Shallow aquifers are the most accessible reservoirs of potable groundwater; nevertheless, they are also prone to various sources of pollution and it is usually difficult to distinguish between human and natural sources at the watershed scale. The area chosen for this study (the Campania Plain) is characterized by high spatial heterogeneities both in geochemical features and in hydraulic properties. Groundwater mineralization is driven by many processes such as, geothermal activity, weathering of volcanic products and intense human activities. In such a landscape, multivariate statistical analysis has been used to differentiate among the main hydrochemical processes occurring in the area, using three different approaches of factor analysis: (i) major elements, (ii) trace elements, (iii) both major and trace elements. The elaboration of the factor analysis approaches has revealed seven distinct hydrogeochemical processes: i) Salinization (Clâ, Na+); ii) Carbonate rocks dissolution; iii) Anthropogenic inputs (NO3â, SO42â, U, V); iv) Reducing conditions (Fe2+, Mn2+); v) Heavy metals contamination (Cr and Ni); vi) Geothermal fluids influence (Li+); and vii) Volcanic products contribution (As, Rb). Results from this study highlight the need to separately apply factor analysis when a large data set of trace elements is available. In fact, the impact of geothermal fluids in the shallow aquifer was identified from the application of the factor analysis using only trace elements. This study also reveals that the factor analysis of major and trace elements can differentiate between anthropogenic and geogenic sources of pollution in intensively exploited aquifers.
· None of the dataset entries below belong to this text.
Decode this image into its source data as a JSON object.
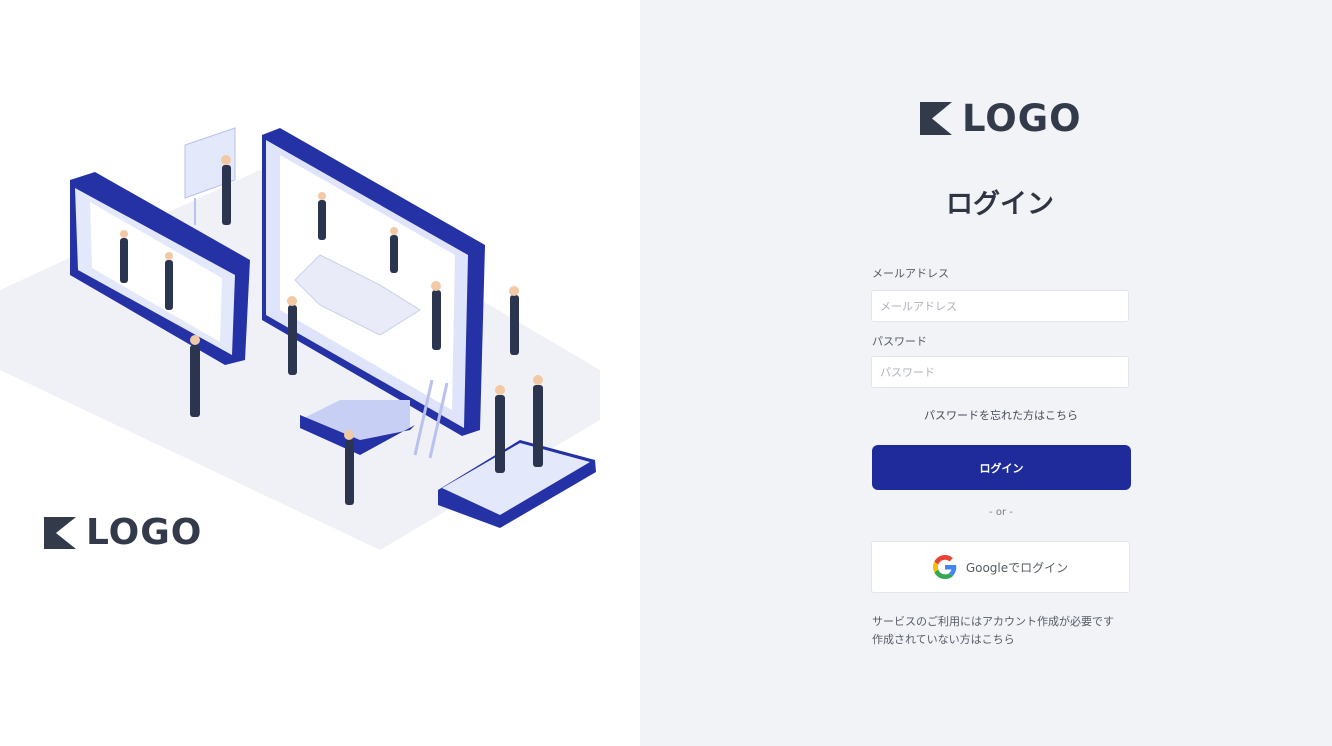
{
  "brand": {
    "logo_text": "LOGO",
    "primary_color": "#1f2a9b",
    "logo_color": "#333b4a"
  },
  "hero": {
    "illustration": "isometric-construction-workers-on-devices"
  },
  "form": {
    "title": "ログイン",
    "email": {
      "label": "メールアドレス",
      "placeholder": "メールアドレス",
      "value": ""
    },
    "password": {
      "label": "パスワード",
      "placeholder": "パスワード",
      "value": ""
    },
    "forgot_link": "パスワードを忘れた方はこちら",
    "login_button": "ログイン",
    "divider": "- or -",
    "google_button": "Googleでログイン",
    "signup_note_line1": "サービスのご利用にはアカウント作成が必要です",
    "signup_note_line2": "作成されていない方はこちら"
  },
  "icons": {
    "logo": "logo-mark-icon",
    "google": "google-g-icon"
  }
}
|Titolo:||Multivariate statistical analysis to characterize/discriminate between anthropogenic and geogenic trace elements occurrence in the Campania Plain, Southern Italy|
|Data di pubblicazione:||2018|
|Appare nelle tipologie:||1.1 Articolo in rivista|